Voula Williamson photo
For the last two weeks, Stones fever, ably abetted by the broadsheet newspaper, has hit Adelaide.
Not for everyone, of course, mostly fogeys. Of which I am one.
In the days running up to the gig, Stoneswatchers staked out their hotel, their rehearsal ‘room’ (disused Glenside Mental Hospital, not that there’s any shortage of clientele, just that funds are a bit short apparently).
Finally seeing the light of day again and for the first time on vinyl, the classic 1995 Powder Monkeys album "Time Wounds All Heels" is about to drop.
Originally released on the Dog Meat label and comprising the power-trio line-up of Tim Hemensley, TJ Ray and John Nolan, the band at this point were an absolutely unstoppable force, a powerhouse comparable to the finest moments from the MC5, Motorhead and Black Flag.
These bloody phone interviews. If you’ve never done one, this is how it goes:
First, you notice unfamiliar terms in the email from the publicist like AEDT and CST that refer to time zones. And that excremental daylight saving kicked in two days ago. Cue frantic fiddling on the computer to make sure you’ve got the right time.
You’ve been given a choice of times - if you’re lucky. Bit awkward if you get stuck with a time when you’re at work and you have to excuse yourself to go to the bog and do an interview. Trust me, you get looks.
“Who were you cackling away to in the toilet, Robert? New … chum?”
Cue: furious blushing.
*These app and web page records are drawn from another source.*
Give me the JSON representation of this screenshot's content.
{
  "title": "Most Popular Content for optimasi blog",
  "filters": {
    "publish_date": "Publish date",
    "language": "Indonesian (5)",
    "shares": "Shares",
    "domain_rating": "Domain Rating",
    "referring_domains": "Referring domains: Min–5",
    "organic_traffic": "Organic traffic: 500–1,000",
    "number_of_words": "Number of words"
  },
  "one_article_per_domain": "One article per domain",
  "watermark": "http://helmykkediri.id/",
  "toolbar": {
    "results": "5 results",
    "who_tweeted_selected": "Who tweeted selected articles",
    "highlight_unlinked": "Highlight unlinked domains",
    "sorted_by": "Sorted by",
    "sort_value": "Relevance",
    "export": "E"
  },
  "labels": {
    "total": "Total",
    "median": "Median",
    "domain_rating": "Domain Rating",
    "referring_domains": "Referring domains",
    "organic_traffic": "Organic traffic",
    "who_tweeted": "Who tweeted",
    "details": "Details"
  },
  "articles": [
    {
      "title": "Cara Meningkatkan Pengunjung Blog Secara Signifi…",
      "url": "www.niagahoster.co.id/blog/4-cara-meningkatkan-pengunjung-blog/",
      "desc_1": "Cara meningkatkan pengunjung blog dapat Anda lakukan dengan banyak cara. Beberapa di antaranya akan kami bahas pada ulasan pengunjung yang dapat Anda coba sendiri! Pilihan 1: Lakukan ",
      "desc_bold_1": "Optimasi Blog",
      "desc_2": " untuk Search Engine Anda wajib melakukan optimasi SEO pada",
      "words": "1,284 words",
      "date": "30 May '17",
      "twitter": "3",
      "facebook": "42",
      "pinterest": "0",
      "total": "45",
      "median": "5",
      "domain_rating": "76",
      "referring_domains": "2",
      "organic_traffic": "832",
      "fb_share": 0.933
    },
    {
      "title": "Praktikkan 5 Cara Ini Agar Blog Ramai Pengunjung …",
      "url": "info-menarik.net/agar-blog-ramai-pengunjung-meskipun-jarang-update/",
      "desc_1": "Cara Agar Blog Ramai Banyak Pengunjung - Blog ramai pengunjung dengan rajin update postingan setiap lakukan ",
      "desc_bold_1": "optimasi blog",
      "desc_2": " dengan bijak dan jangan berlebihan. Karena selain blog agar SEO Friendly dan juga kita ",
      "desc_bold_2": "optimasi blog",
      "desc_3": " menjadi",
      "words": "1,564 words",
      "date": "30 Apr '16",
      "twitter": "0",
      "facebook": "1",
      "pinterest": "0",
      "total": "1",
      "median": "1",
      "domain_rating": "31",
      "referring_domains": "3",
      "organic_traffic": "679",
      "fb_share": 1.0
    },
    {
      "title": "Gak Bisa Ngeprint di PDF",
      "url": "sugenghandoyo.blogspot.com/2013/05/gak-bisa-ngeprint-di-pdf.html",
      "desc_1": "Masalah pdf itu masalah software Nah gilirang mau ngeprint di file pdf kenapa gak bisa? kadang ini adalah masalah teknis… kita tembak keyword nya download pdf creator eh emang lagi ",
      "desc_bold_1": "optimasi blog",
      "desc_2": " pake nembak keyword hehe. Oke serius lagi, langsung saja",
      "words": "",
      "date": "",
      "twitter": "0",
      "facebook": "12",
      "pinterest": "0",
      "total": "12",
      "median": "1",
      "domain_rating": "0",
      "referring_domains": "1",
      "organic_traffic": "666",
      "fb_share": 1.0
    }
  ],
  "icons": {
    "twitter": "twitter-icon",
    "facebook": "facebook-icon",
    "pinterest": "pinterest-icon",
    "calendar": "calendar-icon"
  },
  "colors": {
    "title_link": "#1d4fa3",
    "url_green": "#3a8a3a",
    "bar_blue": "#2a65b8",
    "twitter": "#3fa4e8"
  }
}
This interview was with James Williamson, the guitarist for Iggy and The Stooges, who has a new solo album, "Re-Licked" in the racks. And I got lucky on another front this time, and the nearly-threenager grandchild didn’t arrive until after I’d finished, so assorted boing noises, yowls and her squeaky voice didn’t float up into the recording.
With most "phoners"you do have a strict 20 minutes to adhere to, a weird time (in this case it’s from 8.55am to 9.15 am). But you do worry that it’s 4.30 am where the interviewee is, and he’ll be off his head on Tequila and mushies. As rock stars do.
Just 20 minutes to gain rapport and probe the poor bugger’s most intimate self? Poor bugger? He’s on the receiving end of a long line of assorted gits like me for several hours.
One minute before the appointed time, you dial a local number - with the area code prefix. A recorded message asks you to select your language. I am always very tempted to fuck with this but have so far refrained. One day I’ll select Croat or Bulgarian or Tig or something.
New Zealander Delaney Davidson is like a lot of musicians who saturate themselves in the blues, country and modern rock.
Unlike the majority, he still gets it. The music is as vital for him now as when he picked up a guitar. He’s never still, always moving to improve and expand his range. Why? Because he doesn’t want the songs to sound the same.
I must apologise - this has been sitting along with a couple of other CDs, waiting their turn as I try to complete a documentary about a rather brill Australian rock band and another book. I’ve been a tad busy elsewhere too. So the review may be a little old.
Should you chase a copy?
Take the massive rhythm section of Fear and Loathing, add ex-Love Fever and Primevils’ David Mason on one guitar and the redoubtable Sean Tilmouth on the other guitar and you have a crunching, bowel-scouring rock band.
The Bums were first put together a few years back by the late Renestair EJ; their first gig featured a rather heatstroked Ren beaning a startled Mr Tilmouth with the mic stand. Mr Tilmouth’s response to this was not, "I say, that’s a bit harsh, Ren old buddy". No.
Sean knocked Ren out cold, and floored him again when Ren got up and went for the cuddle of forgiveness. I’ve seen the video and this band owe me a new pair of underpants.